Lines with the word "true": copy all of them from the entries below.

• • • •

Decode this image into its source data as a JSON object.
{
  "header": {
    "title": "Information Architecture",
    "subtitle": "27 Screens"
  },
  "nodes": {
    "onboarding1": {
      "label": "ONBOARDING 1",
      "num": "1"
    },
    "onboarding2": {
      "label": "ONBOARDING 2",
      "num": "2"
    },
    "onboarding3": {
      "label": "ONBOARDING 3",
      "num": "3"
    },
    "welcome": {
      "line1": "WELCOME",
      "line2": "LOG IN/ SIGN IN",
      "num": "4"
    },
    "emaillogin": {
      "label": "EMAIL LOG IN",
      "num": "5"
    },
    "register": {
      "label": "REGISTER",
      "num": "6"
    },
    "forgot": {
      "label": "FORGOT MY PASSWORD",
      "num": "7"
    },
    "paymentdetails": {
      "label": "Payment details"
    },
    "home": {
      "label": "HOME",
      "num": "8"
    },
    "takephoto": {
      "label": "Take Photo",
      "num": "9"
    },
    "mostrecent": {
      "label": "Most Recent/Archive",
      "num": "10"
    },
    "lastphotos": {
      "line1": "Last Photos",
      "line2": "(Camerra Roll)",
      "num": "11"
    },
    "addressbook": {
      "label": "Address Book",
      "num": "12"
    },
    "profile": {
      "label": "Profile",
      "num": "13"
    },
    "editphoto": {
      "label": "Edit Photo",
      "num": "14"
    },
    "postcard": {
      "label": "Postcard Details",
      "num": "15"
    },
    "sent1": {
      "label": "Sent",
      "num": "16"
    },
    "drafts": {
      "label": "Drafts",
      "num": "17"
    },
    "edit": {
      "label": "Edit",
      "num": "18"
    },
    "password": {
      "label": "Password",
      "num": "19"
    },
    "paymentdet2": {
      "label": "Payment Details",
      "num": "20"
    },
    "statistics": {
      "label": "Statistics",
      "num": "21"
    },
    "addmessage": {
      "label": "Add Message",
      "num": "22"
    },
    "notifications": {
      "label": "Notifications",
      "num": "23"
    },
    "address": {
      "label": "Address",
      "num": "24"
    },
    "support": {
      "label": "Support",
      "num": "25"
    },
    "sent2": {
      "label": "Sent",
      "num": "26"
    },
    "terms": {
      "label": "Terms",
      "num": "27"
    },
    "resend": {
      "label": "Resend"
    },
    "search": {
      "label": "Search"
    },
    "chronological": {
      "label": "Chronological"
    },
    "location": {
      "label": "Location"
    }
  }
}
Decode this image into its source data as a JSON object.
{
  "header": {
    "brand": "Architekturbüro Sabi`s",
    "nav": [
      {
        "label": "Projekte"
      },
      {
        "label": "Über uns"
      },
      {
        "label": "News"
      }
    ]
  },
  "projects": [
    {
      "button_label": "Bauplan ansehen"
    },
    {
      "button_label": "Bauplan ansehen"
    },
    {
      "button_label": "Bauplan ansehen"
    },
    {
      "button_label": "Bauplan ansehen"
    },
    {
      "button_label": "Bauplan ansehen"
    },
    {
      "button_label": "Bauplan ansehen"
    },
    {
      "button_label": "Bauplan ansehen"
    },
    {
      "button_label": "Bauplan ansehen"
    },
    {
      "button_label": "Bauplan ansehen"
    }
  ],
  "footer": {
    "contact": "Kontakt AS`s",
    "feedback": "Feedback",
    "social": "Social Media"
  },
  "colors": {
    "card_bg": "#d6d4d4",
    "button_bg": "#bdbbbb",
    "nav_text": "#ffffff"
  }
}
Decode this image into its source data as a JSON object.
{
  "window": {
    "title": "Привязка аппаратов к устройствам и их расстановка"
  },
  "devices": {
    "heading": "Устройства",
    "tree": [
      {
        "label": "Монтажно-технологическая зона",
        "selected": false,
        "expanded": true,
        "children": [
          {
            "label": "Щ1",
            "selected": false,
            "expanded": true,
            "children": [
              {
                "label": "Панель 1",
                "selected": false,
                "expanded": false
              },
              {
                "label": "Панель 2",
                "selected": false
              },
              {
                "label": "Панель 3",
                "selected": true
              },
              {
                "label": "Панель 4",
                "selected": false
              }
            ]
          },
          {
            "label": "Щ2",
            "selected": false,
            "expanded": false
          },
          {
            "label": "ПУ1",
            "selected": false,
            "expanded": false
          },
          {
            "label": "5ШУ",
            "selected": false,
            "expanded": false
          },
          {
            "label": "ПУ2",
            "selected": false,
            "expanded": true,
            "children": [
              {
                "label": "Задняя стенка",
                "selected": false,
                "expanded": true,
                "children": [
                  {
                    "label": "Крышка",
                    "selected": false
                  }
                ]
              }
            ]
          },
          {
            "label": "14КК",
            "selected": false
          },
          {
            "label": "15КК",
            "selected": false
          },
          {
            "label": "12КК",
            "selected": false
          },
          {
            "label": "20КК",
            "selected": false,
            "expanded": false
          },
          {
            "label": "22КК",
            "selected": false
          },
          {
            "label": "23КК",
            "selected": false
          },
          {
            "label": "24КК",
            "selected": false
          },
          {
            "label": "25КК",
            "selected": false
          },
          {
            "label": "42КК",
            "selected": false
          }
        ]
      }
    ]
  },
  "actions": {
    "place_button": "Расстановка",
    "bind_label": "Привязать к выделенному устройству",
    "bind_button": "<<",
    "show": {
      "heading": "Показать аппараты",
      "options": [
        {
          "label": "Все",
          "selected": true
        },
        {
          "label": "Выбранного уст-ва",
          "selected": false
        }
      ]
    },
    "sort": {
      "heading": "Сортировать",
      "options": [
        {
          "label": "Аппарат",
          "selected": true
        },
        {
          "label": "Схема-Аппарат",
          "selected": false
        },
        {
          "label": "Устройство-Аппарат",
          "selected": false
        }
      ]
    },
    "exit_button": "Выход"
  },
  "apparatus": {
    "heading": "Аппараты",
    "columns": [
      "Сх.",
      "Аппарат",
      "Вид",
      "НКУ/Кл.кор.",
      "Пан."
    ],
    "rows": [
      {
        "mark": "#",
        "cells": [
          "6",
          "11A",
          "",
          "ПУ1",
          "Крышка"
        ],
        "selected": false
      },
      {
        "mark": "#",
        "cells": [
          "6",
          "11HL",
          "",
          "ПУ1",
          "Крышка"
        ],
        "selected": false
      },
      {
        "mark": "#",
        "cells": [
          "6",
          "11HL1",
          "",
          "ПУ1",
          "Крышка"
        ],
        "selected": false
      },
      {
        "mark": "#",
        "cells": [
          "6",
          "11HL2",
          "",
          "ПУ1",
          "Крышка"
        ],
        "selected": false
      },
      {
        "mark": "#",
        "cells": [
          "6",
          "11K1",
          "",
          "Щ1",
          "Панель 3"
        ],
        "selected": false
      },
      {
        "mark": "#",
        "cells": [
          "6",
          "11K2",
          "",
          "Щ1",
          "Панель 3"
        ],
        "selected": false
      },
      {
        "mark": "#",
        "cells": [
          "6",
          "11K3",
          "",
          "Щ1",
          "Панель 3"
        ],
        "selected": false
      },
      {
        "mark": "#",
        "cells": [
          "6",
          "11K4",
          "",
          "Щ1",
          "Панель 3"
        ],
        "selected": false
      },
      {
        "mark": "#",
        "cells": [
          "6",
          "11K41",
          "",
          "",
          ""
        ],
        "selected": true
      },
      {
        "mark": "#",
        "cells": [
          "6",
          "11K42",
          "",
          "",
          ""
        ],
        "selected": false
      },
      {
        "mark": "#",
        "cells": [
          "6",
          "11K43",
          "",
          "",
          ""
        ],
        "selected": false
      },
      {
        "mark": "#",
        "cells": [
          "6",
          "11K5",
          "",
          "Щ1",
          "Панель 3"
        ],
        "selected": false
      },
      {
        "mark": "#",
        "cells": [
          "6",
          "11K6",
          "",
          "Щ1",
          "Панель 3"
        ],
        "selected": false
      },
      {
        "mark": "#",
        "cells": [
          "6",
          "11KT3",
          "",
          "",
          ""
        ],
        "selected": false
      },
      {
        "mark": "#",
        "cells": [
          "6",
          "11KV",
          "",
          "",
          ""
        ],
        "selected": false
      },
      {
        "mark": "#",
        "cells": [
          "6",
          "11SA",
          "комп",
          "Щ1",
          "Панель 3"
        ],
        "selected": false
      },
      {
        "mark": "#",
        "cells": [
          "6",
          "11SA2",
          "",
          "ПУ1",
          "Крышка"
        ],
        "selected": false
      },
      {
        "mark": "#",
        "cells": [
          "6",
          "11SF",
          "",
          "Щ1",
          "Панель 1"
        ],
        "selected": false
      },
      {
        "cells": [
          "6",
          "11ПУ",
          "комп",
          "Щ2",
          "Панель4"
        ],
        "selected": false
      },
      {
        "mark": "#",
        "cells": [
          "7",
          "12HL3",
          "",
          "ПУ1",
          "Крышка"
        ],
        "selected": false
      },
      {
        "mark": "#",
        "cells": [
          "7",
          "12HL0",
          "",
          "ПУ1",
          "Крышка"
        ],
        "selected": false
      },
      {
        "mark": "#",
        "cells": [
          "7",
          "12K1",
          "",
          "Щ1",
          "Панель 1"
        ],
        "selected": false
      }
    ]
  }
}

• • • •

> _Completed exercise_
        "expanded": true,
            "expanded": true,
                "selected": true
            "expanded": true,
                "expanded": true,
          "selected": true
          "selected": true
        "selected": true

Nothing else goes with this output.